- BSI, 1987, "BS 4999, General requirements for rotating electrical machines".
- BSI, 1978, "BS 5000, Rotating electrical machines of particular type or for particular applications, part 10, General purpose induction motors".
- BSI, 1965, "BS 3871, Miniature and moulded case circuit-breakers, Part 1. Miniature air-break circuit breakers for a.c. circuits".
- BSI, 1983, "BS 4293, Residual current-operated circuit breakers".
- CEN, 1983, "EN115: Safety rules for the construction and installation of escalators and passenger conveyors", May 1983.
- CEN, 1992, "Safety of machinery.
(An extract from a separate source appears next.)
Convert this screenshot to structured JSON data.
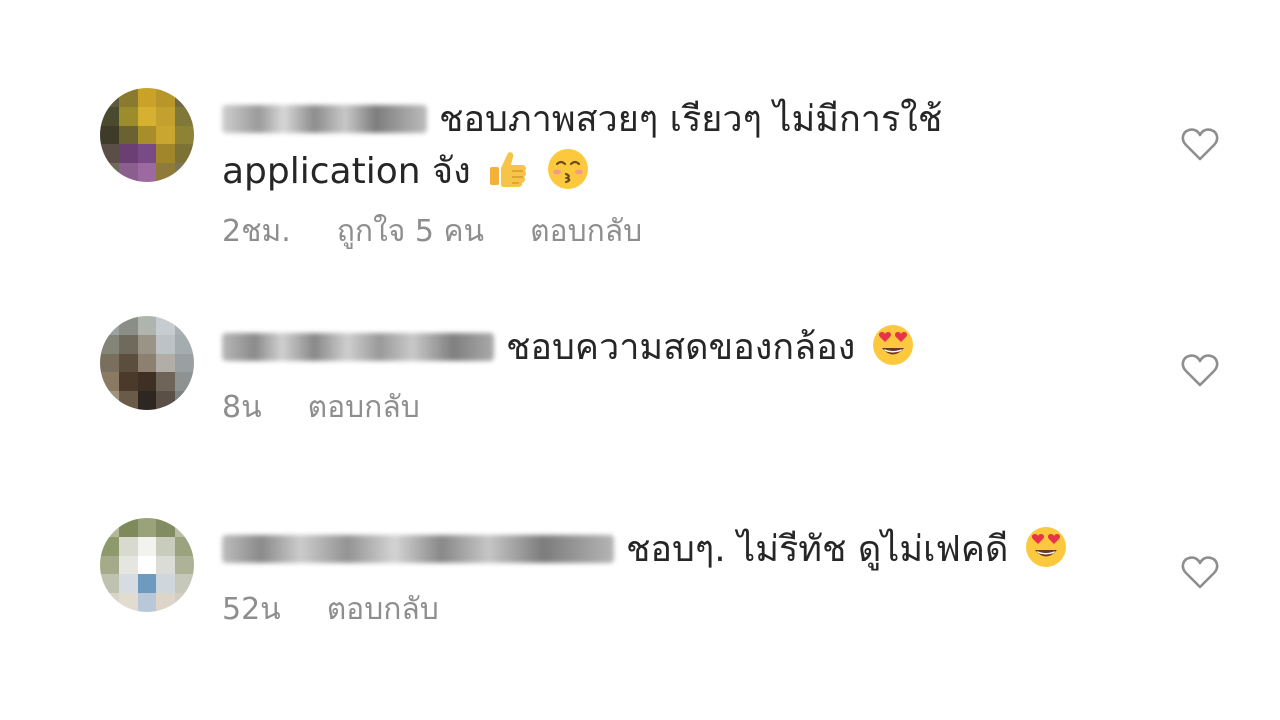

Emergency stop equipment, functional aspects - Principles for design", October,1992.
- CEN, 1985, "EN 81 Lifts and Service lifts: Part 1. Safety rules for the construction and installation of electric lifts".
- CEN, 1992, "Draft prEN 115: Safety rules for the construction and installation of escalators and passenger conveyors", April 1992.
- CENELEC, 1993, "EN 60947/A1, Low-voltage switch-gear and control-gear, part 2: Circuit breakers", April 1993, [IEC 947-2: 1989/A1: 1992].
- CENELEC, 1992, "EN 60947-4-1, Low-voltage switch-gear and control-gear, part 4: Contactors and motor starters, Section one: Electromechanical contactors and motor starters", January 1992, [IEC 947-4-1: 1990].
- CENELEC, 1991, "EN 60947-5-1, Low-voltage switch-gear and control-gear, part 5: Control circuit devices and switching elements, section one: Electromechanical control circuit devices", October, 1991, [IEC 947-5-1: 1990].
- CENELEC, 1992, "EN 60204: Part 1: October 1992: Safety of machinery, Electrical equipment of industrial machines: Part 1. General requirements", October, 1992, [IEC 204-1: 1992, modified].
- CENELEC, 1990, "EN 60439: Part 1: Low voltage switchgear and controlgear assemblies: Part 1. Requirements for type tested and partially type-tested assemblies", February, 1990, [IEC 439-1: 1985, modified].
- CENELEC, 1991, "EN 60529, Degrees of protection provided by enclosures (IP code)", October, 1991, [IEC 529: 1989].
- CENELEC, 1992, "EN 50081, Electromagnetic compatibility - Generic emmision standard, part 1: Residential, commercial and light industry", January, 1992.
- CENELEC, 1992, "EN 50082, Electromagnetic compatibility - Generic immunity standard, part 1: Residential, commercial and light industry", January, 1992.
- Electricity Association, 1976, "G.5/3, Limits for harmonics in the United Kingdom electricity supply system".
- Elevator World, 1994, "Escalators - Safety for users", Elevator World, August, 1994.
- Health and Safety Executive, 1990, "Memorandum of guidance on the Electricity at Work Regulations 1989", Health and Safety series booklet HS(R)25.
- Health and Safety Executive, 1983, "Guidance Note PM 34, Safety in the use of escalators", Plant and Machinery , PM 34, November, 1983.
- Health and Safety Executive, 1984, "Guidance Note PM 45, Escaltors: periodic thorough examination", Plant and Machinery Series, PM 45, June 1984.
- Institution of Electrical Engineers, The, 1991, "Regulations for electrical installations", Sixteenth Edition, 1991.
- ISO, 1990, "ISO/TR 11071-1, Comparison of world-wide lift safety standards", Technical committee ISO/TC 178, Lifts, escalators, passenger conveyors, 90/81081.
- Pilz GmbH, 1993, "A guide to the European machinery Safety Standards", November, 1993.
- Pilz GmbH, 1993, "Safety products: Catalogue", January, 1993.
- Pilz U.K., "Type PNOZ 2: Emergency stop unit in accordance with VDE 0113, IEC 204-1 and BS 2771".
- Square D, "Safety guard system Preventa: Monitoring modules Type GSK for Emergency stop and safety circuits".